▶ **PROBLEM REQUIREMENTS**
Whenever a line below holds the word "content", copy that line.
++++ RECORD EXCERPTS ++++
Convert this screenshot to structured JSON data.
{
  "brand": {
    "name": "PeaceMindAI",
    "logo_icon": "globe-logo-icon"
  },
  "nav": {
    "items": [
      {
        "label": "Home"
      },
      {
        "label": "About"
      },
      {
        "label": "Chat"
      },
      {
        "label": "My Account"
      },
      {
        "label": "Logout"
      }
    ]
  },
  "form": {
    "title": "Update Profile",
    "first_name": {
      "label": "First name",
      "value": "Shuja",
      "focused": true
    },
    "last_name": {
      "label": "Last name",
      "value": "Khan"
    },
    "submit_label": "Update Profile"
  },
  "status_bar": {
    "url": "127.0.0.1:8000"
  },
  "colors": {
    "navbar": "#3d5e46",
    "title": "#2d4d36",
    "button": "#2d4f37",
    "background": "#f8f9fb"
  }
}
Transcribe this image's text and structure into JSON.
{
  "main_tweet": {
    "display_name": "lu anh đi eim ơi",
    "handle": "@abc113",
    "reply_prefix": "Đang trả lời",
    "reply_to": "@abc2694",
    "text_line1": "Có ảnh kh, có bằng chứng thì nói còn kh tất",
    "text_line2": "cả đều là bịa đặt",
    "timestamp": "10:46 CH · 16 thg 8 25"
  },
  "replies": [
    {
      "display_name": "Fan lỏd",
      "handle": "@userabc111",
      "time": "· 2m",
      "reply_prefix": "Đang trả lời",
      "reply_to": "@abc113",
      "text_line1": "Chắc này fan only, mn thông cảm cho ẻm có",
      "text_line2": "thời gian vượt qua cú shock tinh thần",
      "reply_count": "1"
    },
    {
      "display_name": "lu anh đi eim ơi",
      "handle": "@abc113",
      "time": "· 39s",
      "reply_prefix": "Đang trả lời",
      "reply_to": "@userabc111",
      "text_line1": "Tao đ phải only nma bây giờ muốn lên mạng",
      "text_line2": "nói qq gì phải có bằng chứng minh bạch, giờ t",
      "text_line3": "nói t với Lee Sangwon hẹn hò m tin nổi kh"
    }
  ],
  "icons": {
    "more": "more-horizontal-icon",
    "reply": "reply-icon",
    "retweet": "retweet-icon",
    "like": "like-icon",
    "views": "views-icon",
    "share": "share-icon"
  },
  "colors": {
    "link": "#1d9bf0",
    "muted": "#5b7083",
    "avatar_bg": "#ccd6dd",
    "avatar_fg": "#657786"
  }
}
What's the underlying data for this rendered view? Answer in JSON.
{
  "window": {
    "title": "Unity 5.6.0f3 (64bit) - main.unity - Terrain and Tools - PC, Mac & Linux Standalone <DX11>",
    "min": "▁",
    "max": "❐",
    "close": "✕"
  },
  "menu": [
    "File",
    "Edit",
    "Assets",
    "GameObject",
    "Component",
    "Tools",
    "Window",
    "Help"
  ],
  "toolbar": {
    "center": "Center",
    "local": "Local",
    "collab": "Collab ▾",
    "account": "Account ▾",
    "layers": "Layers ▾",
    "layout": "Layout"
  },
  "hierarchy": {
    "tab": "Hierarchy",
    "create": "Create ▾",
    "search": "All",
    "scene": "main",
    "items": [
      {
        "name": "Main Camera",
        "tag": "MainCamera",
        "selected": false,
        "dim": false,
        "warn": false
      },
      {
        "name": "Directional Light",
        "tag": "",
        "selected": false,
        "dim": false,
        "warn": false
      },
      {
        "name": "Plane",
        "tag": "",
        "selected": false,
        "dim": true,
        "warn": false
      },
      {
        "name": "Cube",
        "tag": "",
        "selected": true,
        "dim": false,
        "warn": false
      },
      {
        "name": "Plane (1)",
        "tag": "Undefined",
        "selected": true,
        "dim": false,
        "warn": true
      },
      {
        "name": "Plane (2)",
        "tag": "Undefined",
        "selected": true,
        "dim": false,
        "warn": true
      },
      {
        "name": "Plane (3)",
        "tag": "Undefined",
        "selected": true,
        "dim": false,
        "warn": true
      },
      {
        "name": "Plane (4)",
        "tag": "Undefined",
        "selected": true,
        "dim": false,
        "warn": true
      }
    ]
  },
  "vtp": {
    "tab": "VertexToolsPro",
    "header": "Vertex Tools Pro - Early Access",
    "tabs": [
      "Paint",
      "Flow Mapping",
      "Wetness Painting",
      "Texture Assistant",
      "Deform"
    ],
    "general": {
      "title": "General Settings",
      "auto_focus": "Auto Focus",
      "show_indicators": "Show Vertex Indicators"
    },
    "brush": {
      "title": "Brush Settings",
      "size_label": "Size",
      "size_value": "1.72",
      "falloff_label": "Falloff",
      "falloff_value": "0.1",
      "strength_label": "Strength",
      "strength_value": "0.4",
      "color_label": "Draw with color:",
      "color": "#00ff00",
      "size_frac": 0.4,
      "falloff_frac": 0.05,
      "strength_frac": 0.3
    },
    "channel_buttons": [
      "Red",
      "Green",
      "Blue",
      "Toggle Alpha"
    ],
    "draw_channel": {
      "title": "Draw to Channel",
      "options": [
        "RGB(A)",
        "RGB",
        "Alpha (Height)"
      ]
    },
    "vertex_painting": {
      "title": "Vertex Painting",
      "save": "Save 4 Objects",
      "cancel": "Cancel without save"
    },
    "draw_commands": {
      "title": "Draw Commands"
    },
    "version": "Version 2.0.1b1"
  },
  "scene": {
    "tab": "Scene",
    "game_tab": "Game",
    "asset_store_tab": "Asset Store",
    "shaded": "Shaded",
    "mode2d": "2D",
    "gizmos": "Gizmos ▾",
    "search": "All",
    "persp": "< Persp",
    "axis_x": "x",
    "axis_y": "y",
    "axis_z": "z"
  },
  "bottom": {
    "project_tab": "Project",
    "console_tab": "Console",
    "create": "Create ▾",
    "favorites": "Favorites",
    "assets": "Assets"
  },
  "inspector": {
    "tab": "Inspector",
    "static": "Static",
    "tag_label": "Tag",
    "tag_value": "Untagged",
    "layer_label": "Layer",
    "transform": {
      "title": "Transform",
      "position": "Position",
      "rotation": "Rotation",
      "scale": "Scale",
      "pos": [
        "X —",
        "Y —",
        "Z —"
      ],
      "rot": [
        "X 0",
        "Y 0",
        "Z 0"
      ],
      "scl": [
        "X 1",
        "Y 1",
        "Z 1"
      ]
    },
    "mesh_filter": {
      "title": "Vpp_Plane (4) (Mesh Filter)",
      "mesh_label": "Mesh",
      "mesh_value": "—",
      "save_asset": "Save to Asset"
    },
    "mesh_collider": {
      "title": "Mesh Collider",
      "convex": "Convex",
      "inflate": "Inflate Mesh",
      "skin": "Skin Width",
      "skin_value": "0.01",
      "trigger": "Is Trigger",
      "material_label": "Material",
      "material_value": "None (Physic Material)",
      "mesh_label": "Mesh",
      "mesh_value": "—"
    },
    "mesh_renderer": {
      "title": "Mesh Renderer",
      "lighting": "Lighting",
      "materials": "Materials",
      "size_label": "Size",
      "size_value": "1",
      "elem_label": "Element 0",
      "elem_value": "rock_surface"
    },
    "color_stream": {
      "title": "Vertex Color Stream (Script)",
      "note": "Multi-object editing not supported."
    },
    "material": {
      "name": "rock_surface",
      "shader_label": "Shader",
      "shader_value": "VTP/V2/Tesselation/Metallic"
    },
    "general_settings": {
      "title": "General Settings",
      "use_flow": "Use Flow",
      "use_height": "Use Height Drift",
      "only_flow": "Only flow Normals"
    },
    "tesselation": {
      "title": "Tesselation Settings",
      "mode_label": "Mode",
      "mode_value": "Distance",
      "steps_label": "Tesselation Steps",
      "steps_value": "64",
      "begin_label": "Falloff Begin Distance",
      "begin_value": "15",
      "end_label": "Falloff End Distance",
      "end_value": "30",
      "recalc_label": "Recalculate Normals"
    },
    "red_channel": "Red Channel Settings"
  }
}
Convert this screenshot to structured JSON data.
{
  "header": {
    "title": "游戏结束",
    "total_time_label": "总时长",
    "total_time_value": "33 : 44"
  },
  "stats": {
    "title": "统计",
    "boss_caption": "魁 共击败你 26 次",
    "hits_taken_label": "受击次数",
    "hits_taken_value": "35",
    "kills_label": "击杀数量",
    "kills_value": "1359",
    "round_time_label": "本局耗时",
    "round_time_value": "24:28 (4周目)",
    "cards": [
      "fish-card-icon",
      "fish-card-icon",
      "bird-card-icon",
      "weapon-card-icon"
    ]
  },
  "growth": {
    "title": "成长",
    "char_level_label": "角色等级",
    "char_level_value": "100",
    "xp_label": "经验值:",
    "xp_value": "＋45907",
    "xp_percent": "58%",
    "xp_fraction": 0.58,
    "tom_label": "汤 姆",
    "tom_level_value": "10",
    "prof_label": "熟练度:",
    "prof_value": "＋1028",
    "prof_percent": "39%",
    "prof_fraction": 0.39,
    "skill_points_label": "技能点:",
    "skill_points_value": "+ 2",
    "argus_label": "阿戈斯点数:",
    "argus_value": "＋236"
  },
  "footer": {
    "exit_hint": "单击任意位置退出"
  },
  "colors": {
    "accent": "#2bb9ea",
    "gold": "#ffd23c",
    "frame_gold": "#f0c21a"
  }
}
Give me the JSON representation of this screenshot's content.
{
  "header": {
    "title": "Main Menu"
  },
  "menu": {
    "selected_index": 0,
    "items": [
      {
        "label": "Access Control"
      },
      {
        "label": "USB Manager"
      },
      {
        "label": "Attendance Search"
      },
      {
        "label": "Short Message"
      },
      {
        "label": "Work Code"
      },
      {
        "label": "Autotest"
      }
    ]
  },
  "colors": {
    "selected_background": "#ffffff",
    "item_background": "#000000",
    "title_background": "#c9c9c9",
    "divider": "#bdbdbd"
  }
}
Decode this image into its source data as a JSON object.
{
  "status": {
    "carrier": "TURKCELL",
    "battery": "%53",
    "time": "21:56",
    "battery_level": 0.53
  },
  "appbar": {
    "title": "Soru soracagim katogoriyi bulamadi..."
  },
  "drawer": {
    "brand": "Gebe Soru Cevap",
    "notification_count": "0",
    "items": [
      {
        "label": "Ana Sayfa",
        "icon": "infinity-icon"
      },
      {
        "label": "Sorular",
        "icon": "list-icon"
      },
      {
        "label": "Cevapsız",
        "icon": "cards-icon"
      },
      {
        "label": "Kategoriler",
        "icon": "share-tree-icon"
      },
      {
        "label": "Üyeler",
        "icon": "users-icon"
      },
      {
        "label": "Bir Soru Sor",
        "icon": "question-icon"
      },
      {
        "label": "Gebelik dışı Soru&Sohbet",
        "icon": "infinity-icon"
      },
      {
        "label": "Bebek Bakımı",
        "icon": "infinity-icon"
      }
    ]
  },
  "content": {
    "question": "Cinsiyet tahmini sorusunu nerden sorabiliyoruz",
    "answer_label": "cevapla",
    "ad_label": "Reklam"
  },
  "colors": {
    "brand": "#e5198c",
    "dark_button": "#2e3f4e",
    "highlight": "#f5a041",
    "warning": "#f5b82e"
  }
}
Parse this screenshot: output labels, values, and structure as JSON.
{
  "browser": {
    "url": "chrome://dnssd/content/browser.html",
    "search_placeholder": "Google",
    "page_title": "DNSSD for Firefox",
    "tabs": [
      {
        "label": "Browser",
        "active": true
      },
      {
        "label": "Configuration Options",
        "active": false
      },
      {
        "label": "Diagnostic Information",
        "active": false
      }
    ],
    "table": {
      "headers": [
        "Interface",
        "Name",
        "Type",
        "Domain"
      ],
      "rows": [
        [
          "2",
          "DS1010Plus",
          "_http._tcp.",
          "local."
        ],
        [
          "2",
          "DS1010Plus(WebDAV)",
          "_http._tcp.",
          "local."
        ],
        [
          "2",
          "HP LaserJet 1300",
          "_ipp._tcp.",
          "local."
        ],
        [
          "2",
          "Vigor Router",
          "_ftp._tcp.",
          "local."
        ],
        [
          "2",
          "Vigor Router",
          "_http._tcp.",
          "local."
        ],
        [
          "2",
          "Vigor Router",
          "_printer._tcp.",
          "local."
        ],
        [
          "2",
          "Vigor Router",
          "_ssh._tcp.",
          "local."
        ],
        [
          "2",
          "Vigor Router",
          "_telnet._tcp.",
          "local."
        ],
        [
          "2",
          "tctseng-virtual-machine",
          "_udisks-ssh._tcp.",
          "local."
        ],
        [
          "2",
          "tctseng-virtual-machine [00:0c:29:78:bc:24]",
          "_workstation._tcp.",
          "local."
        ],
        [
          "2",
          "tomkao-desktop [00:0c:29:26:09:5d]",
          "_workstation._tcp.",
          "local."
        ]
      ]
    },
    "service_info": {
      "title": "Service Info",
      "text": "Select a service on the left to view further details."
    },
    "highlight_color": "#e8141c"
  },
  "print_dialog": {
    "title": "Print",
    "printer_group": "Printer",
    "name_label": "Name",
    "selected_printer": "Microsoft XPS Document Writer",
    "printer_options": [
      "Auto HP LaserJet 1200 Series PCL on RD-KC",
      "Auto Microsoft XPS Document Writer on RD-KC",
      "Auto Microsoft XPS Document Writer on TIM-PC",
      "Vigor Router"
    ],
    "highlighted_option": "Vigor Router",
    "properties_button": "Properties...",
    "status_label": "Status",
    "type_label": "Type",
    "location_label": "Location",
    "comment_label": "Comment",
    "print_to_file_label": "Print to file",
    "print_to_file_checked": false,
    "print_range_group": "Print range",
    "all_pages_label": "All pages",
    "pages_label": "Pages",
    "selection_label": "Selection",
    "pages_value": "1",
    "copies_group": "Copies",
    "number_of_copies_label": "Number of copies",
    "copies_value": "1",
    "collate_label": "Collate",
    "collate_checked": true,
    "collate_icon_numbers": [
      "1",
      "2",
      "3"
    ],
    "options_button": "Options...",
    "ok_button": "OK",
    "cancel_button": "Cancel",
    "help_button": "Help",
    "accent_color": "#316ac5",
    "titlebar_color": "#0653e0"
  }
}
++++
▶ **REPLY**
Give me the JSON representation of this screenshot's content.
  "content": {
    "url": "chrome://dnssd/content/browser.html",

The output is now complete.